Dr. Anna Chacon examines the possibility and likelihood of a topical botulinum toxin to join the injectable anti-aging ranks.
Approximately five years ago, there was much buzz about the possibility of a topical neurotoxin. The advantages were obvious: Needle-phobic patients would have an option, and, perhaps, it could have the same lasting effects as injectable neurotoxin without pain or discomfort.
So where are we now in the development of this new neurotoxin modality?
I recently ran into a pharmaceutical company representative who offered this simple answer: “Topical Botox—they tried, but it never worked.”
The disadvantages of an injectable neurotoxin include more than just pain, which affects a significant patient population, including children who receive the injectables for cerebral palsy and neuromuscular disorders. The possibility of switching to a topical from an injectable may also save on costs, as injectables require additional preparation of mixing the product with saline, using ultra-fine insulin syringes, topical lidocaine, gauze, cotton-tipped applicators, sharps containers, and other devices needed close by when administering an injection.
In initial phases, newer methods of a topical botulinum toxin formulation showed evidence of bioactivity in small clinical studies.1 While there are risks associated with both treatments, risks of topical delivery appeared to be less than those with injectable therapies. Refining the delivery of a topical botulinum toxin using nanotechnology is widely anticipated and standardizing techniques and delivery systems is a goal for the near future.2
Initial evaluation showed that topical botulinum toxin is highly resistant to absorption transdermally. In the treatment of axillary hyperhidrosis, a topical botulinum toxin cream was evaluated as a new, noninvasive modality to enhance skin penetration.3 A clinical study of axillary hyperhidrosis found that a topical liposomal botulinum toxin A cream enhances drug delivery and is cost-effective, painless, and innovative. Results showed decreased sweating and improved patient satisfaction after several weeks of treatment of axillary skin without adverse effects.3
Hyperhidrosis of the palms, axillae, and plantar feet is a common, burdensome, occupationally bothersome, and possibly even a hazardous condition to deal with. Treatment modalities are cumbersome and difficult to get a hold of, ranging from topical antiperspirants to systemic therapies such as anticholinergics, as well as more invasive interventions such as botulinum toxin injections and thoracic sympathectomies. While intradermal injections of botulinum toxin are effective, they are difficult to gain insurance approval for, and painful, as many injections are required over the surface area being targeted. Iontophoretic administration of Botox has been described as the toxin would enter eccrine sweat glands via sweat ducts and sweat pores.4 While the rationale seems promising, the feasibility of the topical treatment of botulinum toxin assisted through the application of an electrical gradient and low-frequency ultrasound needs further exploration.4
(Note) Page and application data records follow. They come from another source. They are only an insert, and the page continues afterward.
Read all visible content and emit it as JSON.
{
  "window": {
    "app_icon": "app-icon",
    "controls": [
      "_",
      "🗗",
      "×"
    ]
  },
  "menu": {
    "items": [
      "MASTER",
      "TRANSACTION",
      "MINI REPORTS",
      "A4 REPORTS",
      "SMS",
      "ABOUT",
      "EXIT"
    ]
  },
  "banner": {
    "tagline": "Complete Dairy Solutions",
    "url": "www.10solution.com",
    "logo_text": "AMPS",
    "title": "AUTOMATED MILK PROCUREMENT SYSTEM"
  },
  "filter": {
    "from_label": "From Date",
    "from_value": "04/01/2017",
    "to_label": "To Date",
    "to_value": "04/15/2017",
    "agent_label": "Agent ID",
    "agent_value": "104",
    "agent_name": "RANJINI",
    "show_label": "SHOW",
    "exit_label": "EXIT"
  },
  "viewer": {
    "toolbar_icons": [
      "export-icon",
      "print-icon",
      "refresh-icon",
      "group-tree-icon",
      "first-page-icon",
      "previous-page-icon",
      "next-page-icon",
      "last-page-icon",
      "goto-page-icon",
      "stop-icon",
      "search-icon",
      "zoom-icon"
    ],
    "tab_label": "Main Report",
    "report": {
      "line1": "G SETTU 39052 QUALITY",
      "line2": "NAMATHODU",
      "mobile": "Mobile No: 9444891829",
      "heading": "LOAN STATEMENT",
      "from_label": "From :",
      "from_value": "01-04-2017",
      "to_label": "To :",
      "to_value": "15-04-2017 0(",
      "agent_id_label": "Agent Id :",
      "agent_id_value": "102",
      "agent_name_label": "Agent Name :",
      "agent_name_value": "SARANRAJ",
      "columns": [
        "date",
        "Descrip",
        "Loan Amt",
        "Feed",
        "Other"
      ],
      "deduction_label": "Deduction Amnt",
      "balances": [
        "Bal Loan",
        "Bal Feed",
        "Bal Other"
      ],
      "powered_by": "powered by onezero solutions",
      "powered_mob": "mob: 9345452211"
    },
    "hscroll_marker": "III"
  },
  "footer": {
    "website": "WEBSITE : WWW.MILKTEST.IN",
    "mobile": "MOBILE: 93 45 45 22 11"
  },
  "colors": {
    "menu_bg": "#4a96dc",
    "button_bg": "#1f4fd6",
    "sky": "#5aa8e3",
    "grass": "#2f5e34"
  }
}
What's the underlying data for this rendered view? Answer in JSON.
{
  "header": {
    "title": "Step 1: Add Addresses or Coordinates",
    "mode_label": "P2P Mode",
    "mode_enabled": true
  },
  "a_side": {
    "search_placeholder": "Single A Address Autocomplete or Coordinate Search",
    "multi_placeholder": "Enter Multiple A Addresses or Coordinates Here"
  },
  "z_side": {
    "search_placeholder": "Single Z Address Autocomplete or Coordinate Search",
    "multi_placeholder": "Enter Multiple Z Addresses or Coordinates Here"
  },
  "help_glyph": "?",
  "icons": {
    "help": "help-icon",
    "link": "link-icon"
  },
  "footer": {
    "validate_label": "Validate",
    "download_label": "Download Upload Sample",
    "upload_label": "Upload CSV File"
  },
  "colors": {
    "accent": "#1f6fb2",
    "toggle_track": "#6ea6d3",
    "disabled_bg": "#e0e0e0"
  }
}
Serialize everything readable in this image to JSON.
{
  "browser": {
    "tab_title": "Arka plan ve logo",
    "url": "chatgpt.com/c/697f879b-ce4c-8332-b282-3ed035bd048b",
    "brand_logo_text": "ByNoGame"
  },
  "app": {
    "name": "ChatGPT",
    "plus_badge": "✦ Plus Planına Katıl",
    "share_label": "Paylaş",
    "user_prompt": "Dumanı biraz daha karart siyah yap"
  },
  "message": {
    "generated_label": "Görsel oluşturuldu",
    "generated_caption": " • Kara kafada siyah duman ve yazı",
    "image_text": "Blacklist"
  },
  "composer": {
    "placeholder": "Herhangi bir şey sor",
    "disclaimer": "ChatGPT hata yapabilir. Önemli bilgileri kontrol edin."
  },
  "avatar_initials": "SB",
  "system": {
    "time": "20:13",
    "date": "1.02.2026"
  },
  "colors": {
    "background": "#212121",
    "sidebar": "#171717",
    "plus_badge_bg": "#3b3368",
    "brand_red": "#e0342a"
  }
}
A study published by the American Society of Dermatologic Surgery evaluated the use of a topical botulinum toxin type A gel for the treatment of lateral canthal lines.5 It appears to avoid a host of complications that accompany injections, including bruising, potential infection, redness/erythema, and pain. At the study’s conclusion, it was found to demonstrate improvement of lateral canthal lines and was found to be well-tolerated in patients, with no treatment-related adverse effects reported.5
There are also alternatives investigated compared to Botox, including acetyl hexapeptide-8, which can be applied topically as a cream or serve as an injectable therapy.6 Argireline has less toxic potential than Botox. It has been studied in mice as an oil-and-water emulsion twice daily and was found to stimulate genesis of collagen type III when applied twice daily for six weeks. A total of 10% Argireline applied twice daily to 24 women 30 to 60 years of age for 60 days showed a decrease in trans-epidermal water loss compared to placebo, which caused a significant increase in the moisturization of the stratum corneum.4 Acetyl hexapeptide-8 may serve as a possible alternative for Botox because it can be used as a topical agent and has been found to have anti-aging properties. It also appears to have improved safety compared to Botox.6
Several studies have examined other topical products that claim to achieve similar or better outcomes than botulinum toxin type A in the treatment of wrinkles. However, no clinical data or objective measures have been found to support these claims.7
Despite the current economic struggles as a result of the pandemic, there continues to be an increasing demand for minimally invasive cosmetic treatments to slow the aging process. Injections of botulinum toxin continue to be the most common nonsurgical aesthetic procedure performed. Offering a different benefit, Revance Therapeutics has been working steadily on developing a neurotoxin product, Daxibotulinumtoxin A, with a six-month vs. three to four months lasting effect.8
Although research and clinical studies have probed into a possible topical botulinum toxin, there has not been FDA approval of such a product at this time, and a longer-lasting neurotoxin appears to be more feasible and nearer in the pipeline compared to a topical product.